It is one of five early human skulls — four of which have jaws — found so far at the site, about 100 kilometers (62 miles) from the capital Tbilisi, along with stone tools that hint at butchery and the bones of big, saber-toothed cats. Lead researcher David Lordkipanidze, director of the Georgian National Museum, described the group as “the richest and most complete collection of indisputable early Homo remains from any one site.”
The skulls vary so much in appearance that under other circumstances, they might have been considered different species, said co-author Christoph Zollikofer of the University of Zurich. “Yet we know that these individuals came from the same location and the same geological time, so they could, in principle, represent a single population of a single species,” he said. The researchers compared the variation in characteristics of the skulls and found that while their jaw, brow and skull shapes were distinct, their traits were all within the range of what could be expected among members of the same species.

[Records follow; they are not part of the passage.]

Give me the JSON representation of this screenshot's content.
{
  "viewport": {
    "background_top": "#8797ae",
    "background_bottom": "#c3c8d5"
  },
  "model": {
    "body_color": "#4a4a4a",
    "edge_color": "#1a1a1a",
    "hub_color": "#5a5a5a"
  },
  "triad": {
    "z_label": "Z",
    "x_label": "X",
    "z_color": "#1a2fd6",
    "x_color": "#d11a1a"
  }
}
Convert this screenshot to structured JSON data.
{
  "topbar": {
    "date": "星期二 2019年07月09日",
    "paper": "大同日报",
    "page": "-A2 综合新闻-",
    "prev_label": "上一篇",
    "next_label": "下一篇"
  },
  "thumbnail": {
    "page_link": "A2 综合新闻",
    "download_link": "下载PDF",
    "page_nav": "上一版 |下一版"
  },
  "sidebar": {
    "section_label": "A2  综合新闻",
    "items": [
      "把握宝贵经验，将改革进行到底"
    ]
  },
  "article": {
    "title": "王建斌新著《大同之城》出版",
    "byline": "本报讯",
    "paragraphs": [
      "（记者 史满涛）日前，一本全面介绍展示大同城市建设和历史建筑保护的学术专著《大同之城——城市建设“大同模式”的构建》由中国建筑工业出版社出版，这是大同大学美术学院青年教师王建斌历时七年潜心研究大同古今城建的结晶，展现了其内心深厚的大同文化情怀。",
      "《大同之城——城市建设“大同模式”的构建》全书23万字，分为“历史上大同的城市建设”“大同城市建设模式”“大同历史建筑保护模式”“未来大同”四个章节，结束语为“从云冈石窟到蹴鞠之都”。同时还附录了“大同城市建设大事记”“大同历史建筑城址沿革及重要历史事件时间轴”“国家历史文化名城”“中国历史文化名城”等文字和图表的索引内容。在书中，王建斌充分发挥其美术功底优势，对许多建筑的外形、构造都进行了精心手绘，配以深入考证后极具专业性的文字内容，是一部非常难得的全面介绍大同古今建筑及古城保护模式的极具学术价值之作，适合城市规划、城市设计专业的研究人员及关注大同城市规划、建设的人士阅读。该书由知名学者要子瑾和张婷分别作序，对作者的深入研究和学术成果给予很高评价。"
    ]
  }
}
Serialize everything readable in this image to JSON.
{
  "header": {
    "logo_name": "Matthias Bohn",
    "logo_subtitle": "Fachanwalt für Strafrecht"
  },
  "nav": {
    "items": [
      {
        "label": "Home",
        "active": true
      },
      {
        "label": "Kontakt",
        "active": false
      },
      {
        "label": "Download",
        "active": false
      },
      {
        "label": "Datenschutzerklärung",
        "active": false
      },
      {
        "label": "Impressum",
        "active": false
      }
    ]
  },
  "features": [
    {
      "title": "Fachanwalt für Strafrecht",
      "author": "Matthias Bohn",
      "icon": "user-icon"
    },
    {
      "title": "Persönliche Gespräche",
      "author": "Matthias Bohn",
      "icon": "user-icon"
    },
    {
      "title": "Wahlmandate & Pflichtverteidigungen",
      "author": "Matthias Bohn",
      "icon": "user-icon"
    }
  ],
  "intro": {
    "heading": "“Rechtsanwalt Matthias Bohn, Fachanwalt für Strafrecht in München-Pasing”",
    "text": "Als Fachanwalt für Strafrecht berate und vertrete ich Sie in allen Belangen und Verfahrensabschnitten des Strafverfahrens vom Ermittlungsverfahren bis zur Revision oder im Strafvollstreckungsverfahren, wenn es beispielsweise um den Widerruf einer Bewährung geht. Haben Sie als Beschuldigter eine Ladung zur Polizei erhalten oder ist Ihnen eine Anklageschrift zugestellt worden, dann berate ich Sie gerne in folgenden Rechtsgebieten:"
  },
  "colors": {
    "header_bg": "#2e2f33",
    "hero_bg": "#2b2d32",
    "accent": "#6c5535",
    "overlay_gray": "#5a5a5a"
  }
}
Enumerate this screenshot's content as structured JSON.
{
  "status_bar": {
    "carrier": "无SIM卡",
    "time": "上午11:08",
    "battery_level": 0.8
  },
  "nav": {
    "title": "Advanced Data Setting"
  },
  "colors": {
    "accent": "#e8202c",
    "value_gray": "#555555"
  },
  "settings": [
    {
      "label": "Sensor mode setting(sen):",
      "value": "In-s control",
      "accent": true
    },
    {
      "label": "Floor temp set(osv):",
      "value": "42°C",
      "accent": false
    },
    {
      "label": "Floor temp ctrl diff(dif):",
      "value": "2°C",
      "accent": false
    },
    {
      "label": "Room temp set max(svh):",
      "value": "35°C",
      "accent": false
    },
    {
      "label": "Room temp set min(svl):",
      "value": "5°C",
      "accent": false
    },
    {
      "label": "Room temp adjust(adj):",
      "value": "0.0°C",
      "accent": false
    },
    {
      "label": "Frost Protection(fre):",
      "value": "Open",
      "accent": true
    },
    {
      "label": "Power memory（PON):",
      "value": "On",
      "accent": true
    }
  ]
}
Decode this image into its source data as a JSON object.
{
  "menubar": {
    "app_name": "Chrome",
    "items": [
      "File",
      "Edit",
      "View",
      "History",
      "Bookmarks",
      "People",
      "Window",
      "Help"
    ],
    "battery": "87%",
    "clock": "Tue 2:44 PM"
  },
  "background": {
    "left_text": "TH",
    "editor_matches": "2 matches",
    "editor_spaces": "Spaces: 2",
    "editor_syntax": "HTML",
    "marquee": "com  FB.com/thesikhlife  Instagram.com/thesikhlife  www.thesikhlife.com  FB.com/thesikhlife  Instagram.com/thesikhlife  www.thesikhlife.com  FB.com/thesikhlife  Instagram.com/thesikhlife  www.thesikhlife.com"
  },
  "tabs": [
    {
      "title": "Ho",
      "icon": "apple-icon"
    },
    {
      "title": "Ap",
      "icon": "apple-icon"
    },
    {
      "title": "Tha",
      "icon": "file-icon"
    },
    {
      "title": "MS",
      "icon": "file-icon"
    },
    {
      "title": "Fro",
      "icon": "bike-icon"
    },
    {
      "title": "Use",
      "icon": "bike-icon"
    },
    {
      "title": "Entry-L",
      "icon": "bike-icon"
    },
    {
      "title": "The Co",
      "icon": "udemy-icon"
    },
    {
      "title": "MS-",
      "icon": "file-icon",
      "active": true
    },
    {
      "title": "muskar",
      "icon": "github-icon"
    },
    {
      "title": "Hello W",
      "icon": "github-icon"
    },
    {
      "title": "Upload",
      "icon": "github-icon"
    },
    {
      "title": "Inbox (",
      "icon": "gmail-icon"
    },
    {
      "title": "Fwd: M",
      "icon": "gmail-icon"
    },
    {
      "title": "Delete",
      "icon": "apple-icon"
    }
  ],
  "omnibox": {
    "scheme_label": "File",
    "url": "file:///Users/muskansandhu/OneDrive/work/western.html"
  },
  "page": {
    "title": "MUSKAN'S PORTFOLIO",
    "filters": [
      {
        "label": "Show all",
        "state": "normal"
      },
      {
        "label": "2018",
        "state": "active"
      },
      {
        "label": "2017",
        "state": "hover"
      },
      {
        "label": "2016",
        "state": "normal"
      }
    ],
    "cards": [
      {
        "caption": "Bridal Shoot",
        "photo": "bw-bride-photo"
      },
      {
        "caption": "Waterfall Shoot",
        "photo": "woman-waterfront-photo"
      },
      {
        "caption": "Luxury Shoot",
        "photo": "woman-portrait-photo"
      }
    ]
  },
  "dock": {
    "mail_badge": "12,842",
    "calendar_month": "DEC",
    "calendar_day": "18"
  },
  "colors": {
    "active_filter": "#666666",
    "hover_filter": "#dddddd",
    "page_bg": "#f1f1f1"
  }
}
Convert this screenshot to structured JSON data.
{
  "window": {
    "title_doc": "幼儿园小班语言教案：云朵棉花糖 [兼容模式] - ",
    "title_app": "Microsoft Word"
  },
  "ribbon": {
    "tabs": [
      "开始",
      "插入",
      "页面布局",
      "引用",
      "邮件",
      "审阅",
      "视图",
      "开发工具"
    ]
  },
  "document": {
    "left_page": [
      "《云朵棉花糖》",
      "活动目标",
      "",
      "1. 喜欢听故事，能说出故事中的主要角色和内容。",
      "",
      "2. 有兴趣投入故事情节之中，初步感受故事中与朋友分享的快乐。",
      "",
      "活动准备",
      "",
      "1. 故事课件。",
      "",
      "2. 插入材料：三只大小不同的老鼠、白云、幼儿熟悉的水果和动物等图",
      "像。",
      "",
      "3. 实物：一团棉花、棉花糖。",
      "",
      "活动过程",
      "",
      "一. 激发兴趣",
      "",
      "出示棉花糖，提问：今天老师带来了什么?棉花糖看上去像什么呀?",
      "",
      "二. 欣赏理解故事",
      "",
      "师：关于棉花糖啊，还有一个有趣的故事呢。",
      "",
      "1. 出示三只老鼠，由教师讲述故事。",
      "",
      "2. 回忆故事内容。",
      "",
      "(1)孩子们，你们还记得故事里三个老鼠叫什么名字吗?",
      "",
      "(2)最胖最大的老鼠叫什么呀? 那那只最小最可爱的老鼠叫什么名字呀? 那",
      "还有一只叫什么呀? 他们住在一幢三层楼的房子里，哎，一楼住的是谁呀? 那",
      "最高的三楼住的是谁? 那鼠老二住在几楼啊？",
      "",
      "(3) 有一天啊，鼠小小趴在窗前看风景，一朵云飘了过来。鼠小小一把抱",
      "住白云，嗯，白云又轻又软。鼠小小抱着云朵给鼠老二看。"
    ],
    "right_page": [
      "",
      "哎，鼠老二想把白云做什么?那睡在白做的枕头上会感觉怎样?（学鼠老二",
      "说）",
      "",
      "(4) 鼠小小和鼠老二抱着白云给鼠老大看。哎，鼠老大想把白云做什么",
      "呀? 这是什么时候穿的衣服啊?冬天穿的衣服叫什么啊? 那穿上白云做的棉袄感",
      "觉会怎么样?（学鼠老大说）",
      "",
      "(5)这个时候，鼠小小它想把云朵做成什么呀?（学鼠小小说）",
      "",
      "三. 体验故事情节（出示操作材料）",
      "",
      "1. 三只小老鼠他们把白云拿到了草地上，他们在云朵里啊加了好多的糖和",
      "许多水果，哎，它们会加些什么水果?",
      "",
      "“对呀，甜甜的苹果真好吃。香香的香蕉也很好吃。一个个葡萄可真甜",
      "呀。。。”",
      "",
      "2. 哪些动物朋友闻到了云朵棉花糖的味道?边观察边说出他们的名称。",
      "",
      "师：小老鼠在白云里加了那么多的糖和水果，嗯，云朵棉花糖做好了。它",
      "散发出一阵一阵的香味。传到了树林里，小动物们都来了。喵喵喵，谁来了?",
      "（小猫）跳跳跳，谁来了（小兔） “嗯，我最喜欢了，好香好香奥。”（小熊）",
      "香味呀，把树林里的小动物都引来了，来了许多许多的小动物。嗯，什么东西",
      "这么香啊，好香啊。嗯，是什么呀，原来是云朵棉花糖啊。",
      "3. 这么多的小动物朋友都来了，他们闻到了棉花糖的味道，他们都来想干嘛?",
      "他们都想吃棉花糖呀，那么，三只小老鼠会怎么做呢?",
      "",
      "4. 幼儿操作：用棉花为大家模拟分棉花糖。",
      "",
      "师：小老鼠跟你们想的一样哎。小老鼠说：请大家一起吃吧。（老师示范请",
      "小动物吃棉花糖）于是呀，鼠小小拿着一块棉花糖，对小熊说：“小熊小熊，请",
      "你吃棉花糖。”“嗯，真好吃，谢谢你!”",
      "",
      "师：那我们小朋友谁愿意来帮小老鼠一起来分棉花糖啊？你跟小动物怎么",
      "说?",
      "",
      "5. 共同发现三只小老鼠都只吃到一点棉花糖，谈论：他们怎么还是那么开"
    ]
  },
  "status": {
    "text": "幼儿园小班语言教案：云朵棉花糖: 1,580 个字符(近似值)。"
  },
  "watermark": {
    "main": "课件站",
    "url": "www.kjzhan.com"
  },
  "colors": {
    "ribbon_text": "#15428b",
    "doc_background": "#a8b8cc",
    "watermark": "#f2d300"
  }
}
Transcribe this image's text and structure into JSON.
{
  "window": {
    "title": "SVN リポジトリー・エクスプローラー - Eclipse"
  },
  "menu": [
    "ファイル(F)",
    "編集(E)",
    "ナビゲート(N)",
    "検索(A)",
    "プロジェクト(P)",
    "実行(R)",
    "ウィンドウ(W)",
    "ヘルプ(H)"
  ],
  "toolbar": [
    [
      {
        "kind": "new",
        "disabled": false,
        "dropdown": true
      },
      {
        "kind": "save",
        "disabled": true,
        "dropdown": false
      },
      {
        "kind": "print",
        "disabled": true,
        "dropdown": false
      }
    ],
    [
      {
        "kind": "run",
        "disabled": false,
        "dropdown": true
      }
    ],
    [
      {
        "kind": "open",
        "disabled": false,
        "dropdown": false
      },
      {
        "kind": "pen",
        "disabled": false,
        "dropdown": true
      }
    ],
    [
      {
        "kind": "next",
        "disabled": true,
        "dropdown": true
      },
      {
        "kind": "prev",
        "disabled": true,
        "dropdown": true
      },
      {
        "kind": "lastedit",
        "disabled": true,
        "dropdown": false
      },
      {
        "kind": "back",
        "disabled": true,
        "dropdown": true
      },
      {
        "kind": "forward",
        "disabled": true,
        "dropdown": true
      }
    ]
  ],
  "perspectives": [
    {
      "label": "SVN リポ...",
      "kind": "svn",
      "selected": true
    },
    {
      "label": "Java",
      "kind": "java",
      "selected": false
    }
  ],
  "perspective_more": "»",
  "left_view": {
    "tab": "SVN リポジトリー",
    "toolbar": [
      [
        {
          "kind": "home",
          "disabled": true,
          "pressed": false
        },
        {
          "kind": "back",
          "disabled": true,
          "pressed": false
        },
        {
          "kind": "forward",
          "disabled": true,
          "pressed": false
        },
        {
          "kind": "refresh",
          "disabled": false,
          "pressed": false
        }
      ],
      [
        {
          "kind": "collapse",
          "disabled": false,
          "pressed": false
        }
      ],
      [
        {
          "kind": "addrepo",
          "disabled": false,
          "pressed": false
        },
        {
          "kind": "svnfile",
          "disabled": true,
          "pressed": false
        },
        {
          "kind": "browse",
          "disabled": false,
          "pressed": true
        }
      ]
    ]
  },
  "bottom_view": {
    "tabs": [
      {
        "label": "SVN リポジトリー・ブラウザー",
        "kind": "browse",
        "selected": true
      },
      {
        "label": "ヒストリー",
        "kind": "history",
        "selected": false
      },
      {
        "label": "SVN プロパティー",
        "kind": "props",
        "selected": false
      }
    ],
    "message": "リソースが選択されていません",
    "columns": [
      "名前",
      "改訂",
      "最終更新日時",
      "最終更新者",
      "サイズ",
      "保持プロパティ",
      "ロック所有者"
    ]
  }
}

I have always thought that paleontologists were too quick to name each new major find as a new species. Among all species there is always a wide variety of features. One person is tall. Another has a big forehead or head. This discovery reinforces this idea. The five skulls were all found in the same place, from the same group. Yet they were very different from each other.